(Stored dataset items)
--------------------------------

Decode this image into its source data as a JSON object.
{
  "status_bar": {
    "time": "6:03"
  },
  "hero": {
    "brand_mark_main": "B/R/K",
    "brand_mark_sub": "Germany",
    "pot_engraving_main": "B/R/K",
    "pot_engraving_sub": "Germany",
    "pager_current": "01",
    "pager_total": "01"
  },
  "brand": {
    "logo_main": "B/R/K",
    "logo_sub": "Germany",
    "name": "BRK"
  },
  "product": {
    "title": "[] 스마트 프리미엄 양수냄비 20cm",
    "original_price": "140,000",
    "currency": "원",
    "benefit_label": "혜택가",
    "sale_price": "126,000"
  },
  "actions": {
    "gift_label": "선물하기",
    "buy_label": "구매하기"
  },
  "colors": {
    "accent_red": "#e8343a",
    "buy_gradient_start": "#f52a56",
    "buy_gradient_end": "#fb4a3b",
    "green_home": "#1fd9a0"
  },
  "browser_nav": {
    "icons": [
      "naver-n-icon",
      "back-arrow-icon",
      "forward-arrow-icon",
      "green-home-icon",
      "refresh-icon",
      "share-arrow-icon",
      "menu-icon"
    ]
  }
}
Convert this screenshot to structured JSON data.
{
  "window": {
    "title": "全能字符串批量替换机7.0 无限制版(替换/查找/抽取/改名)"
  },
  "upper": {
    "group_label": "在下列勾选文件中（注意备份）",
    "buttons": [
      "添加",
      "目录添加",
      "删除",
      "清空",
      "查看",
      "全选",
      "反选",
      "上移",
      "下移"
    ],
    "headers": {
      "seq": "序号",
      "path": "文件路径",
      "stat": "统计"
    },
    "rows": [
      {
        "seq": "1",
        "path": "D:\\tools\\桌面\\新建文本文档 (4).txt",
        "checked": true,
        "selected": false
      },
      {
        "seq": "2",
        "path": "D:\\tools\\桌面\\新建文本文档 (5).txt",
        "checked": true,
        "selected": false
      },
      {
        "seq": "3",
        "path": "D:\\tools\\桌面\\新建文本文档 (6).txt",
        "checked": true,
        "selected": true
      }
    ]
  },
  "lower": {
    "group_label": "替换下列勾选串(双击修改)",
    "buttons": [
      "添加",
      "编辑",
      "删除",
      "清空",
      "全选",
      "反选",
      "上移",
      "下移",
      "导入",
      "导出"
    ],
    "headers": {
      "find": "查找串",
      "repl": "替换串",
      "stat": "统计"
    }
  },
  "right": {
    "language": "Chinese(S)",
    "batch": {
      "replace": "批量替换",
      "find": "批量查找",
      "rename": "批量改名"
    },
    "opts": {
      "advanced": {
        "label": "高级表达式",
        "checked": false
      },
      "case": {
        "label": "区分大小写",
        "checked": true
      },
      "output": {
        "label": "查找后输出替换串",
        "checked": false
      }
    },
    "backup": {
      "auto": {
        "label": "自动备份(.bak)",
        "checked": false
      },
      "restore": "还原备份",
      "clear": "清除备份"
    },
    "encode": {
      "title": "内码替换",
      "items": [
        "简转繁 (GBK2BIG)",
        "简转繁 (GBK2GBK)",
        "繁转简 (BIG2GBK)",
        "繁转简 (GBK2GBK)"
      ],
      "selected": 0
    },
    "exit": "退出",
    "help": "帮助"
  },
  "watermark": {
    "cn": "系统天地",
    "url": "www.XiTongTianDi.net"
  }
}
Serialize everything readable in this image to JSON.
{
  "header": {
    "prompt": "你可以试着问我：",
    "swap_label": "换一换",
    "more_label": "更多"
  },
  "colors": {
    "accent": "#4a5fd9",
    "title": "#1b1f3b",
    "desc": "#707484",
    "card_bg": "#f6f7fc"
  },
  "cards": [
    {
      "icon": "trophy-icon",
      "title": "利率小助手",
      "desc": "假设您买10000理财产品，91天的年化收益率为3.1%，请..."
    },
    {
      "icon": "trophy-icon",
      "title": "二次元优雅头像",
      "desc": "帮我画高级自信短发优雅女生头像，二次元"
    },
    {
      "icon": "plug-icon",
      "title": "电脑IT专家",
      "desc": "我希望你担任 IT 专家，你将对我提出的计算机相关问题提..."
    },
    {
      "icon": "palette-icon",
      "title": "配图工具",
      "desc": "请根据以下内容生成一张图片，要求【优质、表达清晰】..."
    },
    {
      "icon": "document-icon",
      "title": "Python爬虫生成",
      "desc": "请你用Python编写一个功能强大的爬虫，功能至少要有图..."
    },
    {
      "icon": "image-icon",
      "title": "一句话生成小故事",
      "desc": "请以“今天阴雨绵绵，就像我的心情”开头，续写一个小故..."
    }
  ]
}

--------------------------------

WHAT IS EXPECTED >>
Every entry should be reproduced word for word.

RESPONSE TO THE EXERCISE >>
Decode this image into its source data as a JSON object.
{
  "status_bar": {
    "time": "6:03"
  },
  "hero": {
    "brand_mark_main": "B/R/K",
    "brand_mark_sub": "Germany",
    "pot_engraving_main": "B/R/K",
    "pot_engraving_sub": "Germany",
    "pager_current": "01",
    "pager_total": "01"
  },
  "brand": {
    "logo_main": "B/R/K",
    "logo_sub": "Germany",
    "name": "BRK"
  },
  "product": {
    "title": "[] 스마트 프리미엄 양수냄비 20cm",
    "original_price": "140,000",
    "currency": "원",
    "benefit_label": "혜택가",
    "sale_price": "126,000"
  },
  "actions": {
    "gift_label": "선물하기",
    "buy_label": "구매하기"
  },
  "colors": {
    "accent_red": "#e8343a",
    "buy_gradient_start": "#f52a56",
    "buy_gradient_end": "#fb4a3b",
    "green_home": "#1fd9a0"
  },
  "browser_nav": {
    "icons": [
      "naver-n-icon",
      "back-arrow-icon",
      "forward-arrow-icon",
      "green-home-icon",
      "refresh-icon",
      "share-arrow-icon",
      "menu-icon"
    ]
  }
}
Convert this screenshot to structured JSON data.
{
  "window": {
    "title": "全能字符串批量替换机7.0 无限制版(替换/查找/抽取/改名)"
  },
  "upper": {
    "group_label": "在下列勾选文件中（注意备份）",
    "buttons": [
      "添加",
      "目录添加",
      "删除",
      "清空",
      "查看",
      "全选",
      "反选",
      "上移",
      "下移"
    ],
    "headers": {
      "seq": "序号",
      "path": "文件路径",
      "stat": "统计"
    },
    "rows": [
      {
        "seq": "1",
        "path": "D:\\tools\\桌面\\新建文本文档 (4).txt",
        "checked": true,
        "selected": false
      },
      {
        "seq": "2",
        "path": "D:\\tools\\桌面\\新建文本文档 (5).txt",
        "checked": true,
        "selected": false
      },
      {
        "seq": "3",
        "path": "D:\\tools\\桌面\\新建文本文档 (6).txt",
        "checked": true,
        "selected": true
      }
    ]
  },
  "lower": {
    "group_label": "替换下列勾选串(双击修改)",
    "buttons": [
      "添加",
      "编辑",
      "删除",
      "清空",
      "全选",
      "反选",
      "上移",
      "下移",
      "导入",
      "导出"
    ],
    "headers": {
      "find": "查找串",
      "repl": "替换串",
      "stat": "统计"
    }
  },
  "right": {
    "language": "Chinese(S)",
    "batch": {
      "replace": "批量替换",
      "find": "批量查找",
      "rename": "批量改名"
    },
    "opts": {
      "advanced": {
        "label": "高级表达式",
        "checked": false
      },
      "case": {
        "label": "区分大小写",
        "checked": true
      },
      "output": {
        "label": "查找后输出替换串",
        "checked": false
      }
    },
    "backup": {
      "auto": {
        "label": "自动备份(.bak)",
        "checked": false
      },
      "restore": "还原备份",
      "clear": "清除备份"
    },
    "encode": {
      "title": "内码替换",
      "items": [
        "简转繁 (GBK2BIG)",
        "简转繁 (GBK2GBK)",
        "繁转简 (BIG2GBK)",
        "繁转简 (GBK2GBK)"
      ],
      "selected": 0
    },
    "exit": "退出",
    "help": "帮助"
  },
  "watermark": {
    "cn": "系统天地",
    "url": "www.XiTongTianDi.net"
  }
}
Serialize everything readable in this image to JSON.
{
  "header": {
    "prompt": "你可以试着问我：",
    "swap_label": "换一换",
    "more_label": "更多"
  },
  "colors": {
    "accent": "#4a5fd9",
    "title": "#1b1f3b",
    "desc": "#707484",
    "card_bg": "#f6f7fc"
  },
  "cards": [
    {
      "icon": "trophy-icon",
      "title": "利率小助手",
      "desc": "假设您买10000理财产品，91天的年化收益率为3.1%，请..."
    },
    {
      "icon": "trophy-icon",
      "title": "二次元优雅头像",
      "desc": "帮我画高级自信短发优雅女生头像，二次元"
    },
    {
      "icon": "plug-icon",
      "title": "电脑IT专家",
      "desc": "我希望你担任 IT 专家，你将对我提出的计算机相关问题提..."
    },
    {
      "icon": "palette-icon",
      "title": "配图工具",
      "desc": "请根据以下内容生成一张图片，要求【优质、表达清晰】..."
    },
    {
      "icon": "document-icon",
      "title": "Python爬虫生成",
      "desc": "请你用Python编写一个功能强大的爬虫，功能至少要有图..."
    },
    {
      "icon": "image-icon",
      "title": "一句话生成小故事",
      "desc": "请以“今天阴雨绵绵，就像我的心情”开头，续写一个小故..."
    }
  ]
}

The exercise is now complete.